Task objective — Your response needs to be the data below, retyped exactly.

(App and web page records)
........
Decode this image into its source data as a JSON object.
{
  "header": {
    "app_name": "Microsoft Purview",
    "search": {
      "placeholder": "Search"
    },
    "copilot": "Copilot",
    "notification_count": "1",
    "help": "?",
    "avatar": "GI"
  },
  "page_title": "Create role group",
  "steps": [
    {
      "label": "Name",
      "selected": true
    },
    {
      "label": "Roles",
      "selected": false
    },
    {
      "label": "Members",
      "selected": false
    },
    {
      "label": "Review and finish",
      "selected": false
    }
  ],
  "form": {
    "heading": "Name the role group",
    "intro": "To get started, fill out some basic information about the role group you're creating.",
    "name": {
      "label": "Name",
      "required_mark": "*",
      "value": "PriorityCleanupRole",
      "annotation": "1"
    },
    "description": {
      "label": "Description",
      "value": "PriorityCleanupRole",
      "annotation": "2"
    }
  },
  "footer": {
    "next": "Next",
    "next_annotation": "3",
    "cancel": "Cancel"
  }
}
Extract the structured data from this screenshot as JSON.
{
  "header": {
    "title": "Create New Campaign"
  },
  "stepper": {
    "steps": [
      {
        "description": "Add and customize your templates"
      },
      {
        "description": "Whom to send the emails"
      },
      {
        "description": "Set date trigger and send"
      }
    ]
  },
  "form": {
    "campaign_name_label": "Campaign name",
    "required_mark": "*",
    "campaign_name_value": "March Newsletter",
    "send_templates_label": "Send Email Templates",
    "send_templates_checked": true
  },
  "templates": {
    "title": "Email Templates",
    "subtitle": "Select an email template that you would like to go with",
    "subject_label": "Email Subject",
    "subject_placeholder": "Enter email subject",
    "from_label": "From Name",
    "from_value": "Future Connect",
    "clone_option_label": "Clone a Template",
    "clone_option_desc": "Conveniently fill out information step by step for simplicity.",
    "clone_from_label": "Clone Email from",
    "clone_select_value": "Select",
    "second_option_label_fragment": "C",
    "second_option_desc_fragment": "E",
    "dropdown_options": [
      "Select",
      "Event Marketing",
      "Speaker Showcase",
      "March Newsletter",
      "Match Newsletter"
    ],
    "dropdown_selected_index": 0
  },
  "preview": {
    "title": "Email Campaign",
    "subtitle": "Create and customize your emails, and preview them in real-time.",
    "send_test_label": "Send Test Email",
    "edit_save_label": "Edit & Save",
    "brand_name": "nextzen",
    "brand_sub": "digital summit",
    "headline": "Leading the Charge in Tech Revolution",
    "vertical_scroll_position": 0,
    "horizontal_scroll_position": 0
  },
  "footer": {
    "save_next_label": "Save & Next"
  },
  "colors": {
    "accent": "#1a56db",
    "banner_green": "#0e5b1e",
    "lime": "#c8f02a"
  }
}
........
Task output —
Decode this image into its source data as a JSON object.
{
  "header": {
    "app_name": "Microsoft Purview",
    "search": {
      "placeholder": "Search"
    },
    "copilot": "Copilot",
    "notification_count": "1",
    "help": "?",
    "avatar": "GI"
  },
  "page_title": "Create role group",
  "steps": [
    {
      "label": "Name",
      "selected": true
    },
    {
      "label": "Roles",
      "selected": false
    },
    {
      "label": "Members",
      "selected": false
    },
    {
      "label": "Review and finish",
      "selected": false
    }
  ],
  "form": {
    "heading": "Name the role group",
    "intro": "To get started, fill out some basic information about the role group you're creating.",
    "name": {
      "label": "Name",
      "required_mark": "*",
      "value": "PriorityCleanupRole",
      "annotation": "1"
    },
    "description": {
      "label": "Description",
      "value": "PriorityCleanupRole",
      "annotation": "2"
    }
  },
  "footer": {
    "next": "Next",
    "next_annotation": "3",
    "cancel": "Cancel"
  }
}
Extract the structured data from this screenshot as JSON.
{
  "header": {
    "title": "Create New Campaign"
  },
  "stepper": {
    "steps": [
      {
        "description": "Add and customize your templates"
      },
      {
        "description": "Whom to send the emails"
      },
      {
        "description": "Set date trigger and send"
      }
    ]
  },
  "form": {
    "campaign_name_label": "Campaign name",
    "required_mark": "*",
    "campaign_name_value": "March Newsletter",
    "send_templates_label": "Send Email Templates",
    "send_templates_checked": true
  },
  "templates": {
    "title": "Email Templates",
    "subtitle": "Select an email template that you would like to go with",
    "subject_label": "Email Subject",
    "subject_placeholder": "Enter email subject",
    "from_label": "From Name",
    "from_value": "Future Connect",
    "clone_option_label": "Clone a Template",
    "clone_option_desc": "Conveniently fill out information step by step for simplicity.",
    "clone_from_label": "Clone Email from",
    "clone_select_value": "Select",
    "second_option_label_fragment": "C",
    "second_option_desc_fragment": "E",
    "dropdown_options": [
      "Select",
      "Event Marketing",
      "Speaker Showcase",
      "March Newsletter",
      "Match Newsletter"
    ],
    "dropdown_selected_index": 0
  },
  "preview": {
    "title": "Email Campaign",
    "subtitle": "Create and customize your emails, and preview them in real-time.",
    "send_test_label": "Send Test Email",
    "edit_save_label": "Edit & Save",
    "brand_name": "nextzen",
    "brand_sub": "digital summit",
    "headline": "Leading the Charge in Tech Revolution",
    "vertical_scroll_position": 0,
    "horizontal_scroll_position": 0
  },
  "footer": {
    "save_next_label": "Save & Next"
  },
  "colors": {
    "accent": "#1a56db",
    "banner_green": "#0e5b1e",
    "lime": "#c8f02a"
  }
}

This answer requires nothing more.